Another theme of speeches at the afternoon rally, and of the messages participants were bringing to Congress in lobbying meetings that day, was to be a push to change current deportation policies, which end up separating families across borders, said supporters of the events in teleconferences for reporters in early April.
The so-called “gang of eight,” a bipartisan panel of senators working on an immigration reform bill intended to appeal to both parties had hoped to release their draft legislation as soon as they returned from a two-week break April 8. Advocates working with the senators and their staffs on the bill told reporters April 8 that the bill wasn’t quite ready but that perhaps it would be introduced by the end of the week. It’s estimated to be about 1,500 pages long.
Keeping families together is key
In a teleconference the previous week in which faith and labor leaders focused on how families are affected by current policies, Kevin Appleby, director of migration policy for the U.S. Conference of Catholic Bishops, said that keeping families together is a crucial social element of the immigration system.
“We need to be mindful that family unity strengthens the social backbone” of the country, he said.
A proposal to require immigrants already in the United States to go home in order to legalize their status, for example, would be one more way the immigration system separates families, Appleby said.
“If the goal here is to get people regularized, we shouldn’t put up barriers to making that happen,” he said. “If we give people a half loaf, this issue is going to fester into the future.”
AFL-CIO president Richard Trumka on that teleconference noted that labor and business leaders had come to a consensus about how to expand the number of visas available annually.

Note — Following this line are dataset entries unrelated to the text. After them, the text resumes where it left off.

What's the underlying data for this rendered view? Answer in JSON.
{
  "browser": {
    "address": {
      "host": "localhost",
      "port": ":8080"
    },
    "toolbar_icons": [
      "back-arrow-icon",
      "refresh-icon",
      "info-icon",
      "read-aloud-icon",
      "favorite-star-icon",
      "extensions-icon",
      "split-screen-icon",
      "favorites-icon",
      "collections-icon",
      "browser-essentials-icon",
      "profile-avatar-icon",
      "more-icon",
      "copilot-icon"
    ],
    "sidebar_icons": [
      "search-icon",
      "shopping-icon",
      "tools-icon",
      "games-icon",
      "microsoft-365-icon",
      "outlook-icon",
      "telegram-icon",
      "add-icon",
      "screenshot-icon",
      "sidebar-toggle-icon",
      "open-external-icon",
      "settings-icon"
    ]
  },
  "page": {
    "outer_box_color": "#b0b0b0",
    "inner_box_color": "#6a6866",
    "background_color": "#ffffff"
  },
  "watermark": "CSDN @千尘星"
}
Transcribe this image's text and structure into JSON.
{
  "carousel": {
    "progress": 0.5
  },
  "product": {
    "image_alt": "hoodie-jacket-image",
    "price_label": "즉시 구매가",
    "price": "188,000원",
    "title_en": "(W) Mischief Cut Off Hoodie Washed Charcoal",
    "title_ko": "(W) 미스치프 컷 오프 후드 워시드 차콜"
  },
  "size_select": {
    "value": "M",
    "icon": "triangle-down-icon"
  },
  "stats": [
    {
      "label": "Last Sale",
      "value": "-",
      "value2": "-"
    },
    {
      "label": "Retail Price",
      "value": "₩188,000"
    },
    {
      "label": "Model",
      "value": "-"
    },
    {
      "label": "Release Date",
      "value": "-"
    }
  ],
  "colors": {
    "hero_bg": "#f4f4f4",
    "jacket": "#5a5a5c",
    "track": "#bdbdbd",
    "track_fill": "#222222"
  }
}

But, he added, “family reunification is a core tenet of our immigration policy in the labor movement.”
Category: U.S. & World News